• EXERCISE DIRECTIONS:
All of the data should be restated word for word, with the pictures omitted.

Items from an interface collection:

>>

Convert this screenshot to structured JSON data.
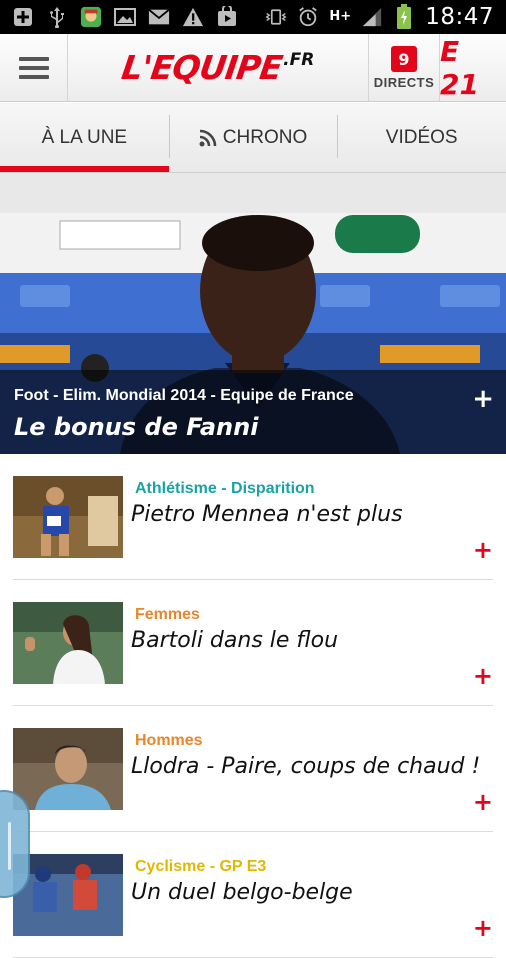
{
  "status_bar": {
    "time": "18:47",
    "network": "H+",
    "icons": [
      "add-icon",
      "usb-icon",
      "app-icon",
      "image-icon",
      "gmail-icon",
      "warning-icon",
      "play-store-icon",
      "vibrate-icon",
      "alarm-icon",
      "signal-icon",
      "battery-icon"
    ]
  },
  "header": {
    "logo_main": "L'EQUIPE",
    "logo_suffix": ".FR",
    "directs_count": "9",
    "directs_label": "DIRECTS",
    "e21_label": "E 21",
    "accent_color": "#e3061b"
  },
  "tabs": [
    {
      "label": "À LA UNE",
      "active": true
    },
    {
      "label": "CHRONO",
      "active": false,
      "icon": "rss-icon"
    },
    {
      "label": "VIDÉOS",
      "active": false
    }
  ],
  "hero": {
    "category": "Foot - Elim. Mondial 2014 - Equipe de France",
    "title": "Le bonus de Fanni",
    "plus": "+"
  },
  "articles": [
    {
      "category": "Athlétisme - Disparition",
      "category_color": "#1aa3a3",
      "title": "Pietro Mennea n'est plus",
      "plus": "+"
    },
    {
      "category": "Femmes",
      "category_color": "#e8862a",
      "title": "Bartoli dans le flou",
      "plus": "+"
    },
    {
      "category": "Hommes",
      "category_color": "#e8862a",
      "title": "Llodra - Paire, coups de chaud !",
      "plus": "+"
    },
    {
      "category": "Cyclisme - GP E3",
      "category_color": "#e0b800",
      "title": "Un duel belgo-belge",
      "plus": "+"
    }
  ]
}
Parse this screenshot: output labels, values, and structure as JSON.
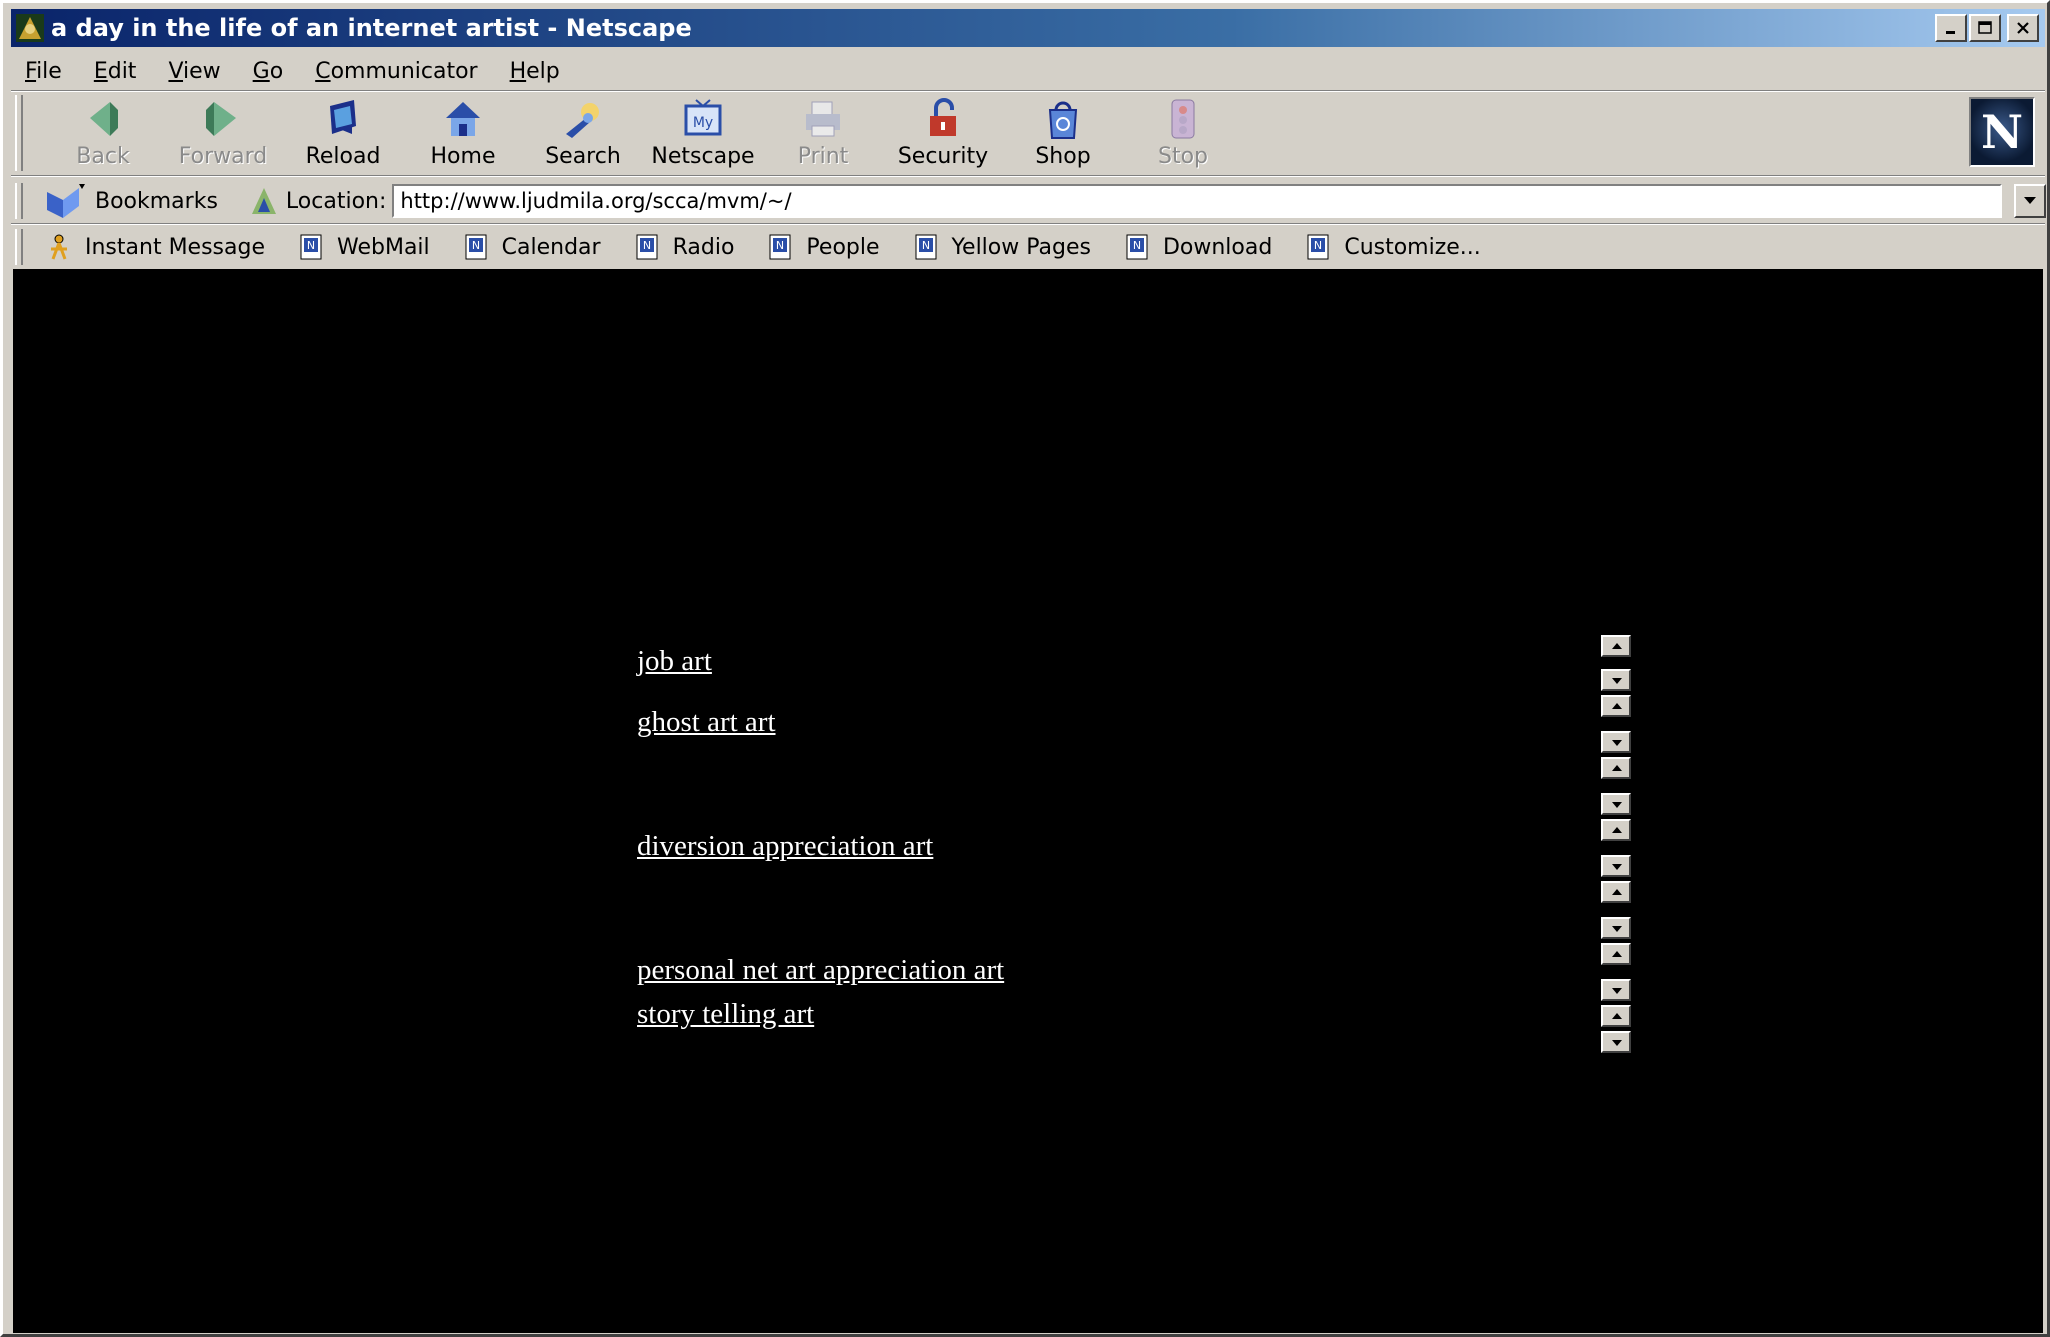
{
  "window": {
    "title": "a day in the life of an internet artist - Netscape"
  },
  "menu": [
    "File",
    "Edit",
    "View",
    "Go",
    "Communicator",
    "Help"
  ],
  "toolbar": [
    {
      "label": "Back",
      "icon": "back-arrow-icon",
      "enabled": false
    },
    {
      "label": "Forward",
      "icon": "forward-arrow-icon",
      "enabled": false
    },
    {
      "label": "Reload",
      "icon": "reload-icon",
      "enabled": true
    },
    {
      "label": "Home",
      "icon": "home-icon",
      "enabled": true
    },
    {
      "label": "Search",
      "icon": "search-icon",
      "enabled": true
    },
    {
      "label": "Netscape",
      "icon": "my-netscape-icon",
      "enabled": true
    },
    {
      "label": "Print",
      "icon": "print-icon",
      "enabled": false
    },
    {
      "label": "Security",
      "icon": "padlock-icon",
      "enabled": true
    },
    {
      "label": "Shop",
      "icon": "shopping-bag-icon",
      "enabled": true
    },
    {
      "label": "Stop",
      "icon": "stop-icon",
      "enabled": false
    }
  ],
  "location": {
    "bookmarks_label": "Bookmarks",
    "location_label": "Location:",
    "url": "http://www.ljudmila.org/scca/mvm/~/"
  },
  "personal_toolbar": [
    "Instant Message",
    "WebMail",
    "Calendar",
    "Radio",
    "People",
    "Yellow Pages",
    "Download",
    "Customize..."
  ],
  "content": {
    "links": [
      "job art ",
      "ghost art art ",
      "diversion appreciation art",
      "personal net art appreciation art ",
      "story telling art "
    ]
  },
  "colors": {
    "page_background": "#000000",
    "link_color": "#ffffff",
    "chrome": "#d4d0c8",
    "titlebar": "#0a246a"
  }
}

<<

• EXERCISE RESULT:
Convert this screenshot to structured JSON data.
{
  "status_bar": {
    "time": "18:47",
    "network": "H+",
    "icons": [
      "add-icon",
      "usb-icon",
      "app-icon",
      "image-icon",
      "gmail-icon",
      "warning-icon",
      "play-store-icon",
      "vibrate-icon",
      "alarm-icon",
      "signal-icon",
      "battery-icon"
    ]
  },
  "header": {
    "logo_main": "L'EQUIPE",
    "logo_suffix": ".FR",
    "directs_count": "9",
    "directs_label": "DIRECTS",
    "e21_label": "E 21",
    "accent_color": "#e3061b"
  },
  "tabs": [
    {
      "label": "À LA UNE",
      "active": true
    },
    {
      "label": "CHRONO",
      "active": false,
      "icon": "rss-icon"
    },
    {
      "label": "VIDÉOS",
      "active": false
    }
  ],
  "hero": {
    "category": "Foot - Elim. Mondial 2014 - Equipe de France",
    "title": "Le bonus de Fanni",
    "plus": "+"
  },
  "articles": [
    {
      "category": "Athlétisme - Disparition",
      "category_color": "#1aa3a3",
      "title": "Pietro Mennea n'est plus",
      "plus": "+"
    },
    {
      "category": "Femmes",
      "category_color": "#e8862a",
      "title": "Bartoli dans le flou",
      "plus": "+"
    },
    {
      "category": "Hommes",
      "category_color": "#e8862a",
      "title": "Llodra - Paire, coups de chaud !",
      "plus": "+"
    },
    {
      "category": "Cyclisme - GP E3",
      "category_color": "#e0b800",
      "title": "Un duel belgo-belge",
      "plus": "+"
    }
  ]
}
Parse this screenshot: output labels, values, and structure as JSON.
{
  "window": {
    "title": "a day in the life of an internet artist - Netscape"
  },
  "menu": [
    "File",
    "Edit",
    "View",
    "Go",
    "Communicator",
    "Help"
  ],
  "toolbar": [
    {
      "label": "Back",
      "icon": "back-arrow-icon",
      "enabled": false
    },
    {
      "label": "Forward",
      "icon": "forward-arrow-icon",
      "enabled": false
    },
    {
      "label": "Reload",
      "icon": "reload-icon",
      "enabled": true
    },
    {
      "label": "Home",
      "icon": "home-icon",
      "enabled": true
    },
    {
      "label": "Search",
      "icon": "search-icon",
      "enabled": true
    },
    {
      "label": "Netscape",
      "icon": "my-netscape-icon",
      "enabled": true
    },
    {
      "label": "Print",
      "icon": "print-icon",
      "enabled": false
    },
    {
      "label": "Security",
      "icon": "padlock-icon",
      "enabled": true
    },
    {
      "label": "Shop",
      "icon": "shopping-bag-icon",
      "enabled": true
    },
    {
      "label": "Stop",
      "icon": "stop-icon",
      "enabled": false
    }
  ],
  "location": {
    "bookmarks_label": "Bookmarks",
    "location_label": "Location:",
    "url": "http://www.ljudmila.org/scca/mvm/~/"
  },
  "personal_toolbar": [
    "Instant Message",
    "WebMail",
    "Calendar",
    "Radio",
    "People",
    "Yellow Pages",
    "Download",
    "Customize..."
  ],
  "content": {
    "links": [
      "job art ",
      "ghost art art ",
      "diversion appreciation art",
      "personal net art appreciation art ",
      "story telling art "
    ]
  },
  "colors": {
    "page_background": "#000000",
    "link_color": "#ffffff",
    "chrome": "#d4d0c8",
    "titlebar": "#0a246a"
  }
}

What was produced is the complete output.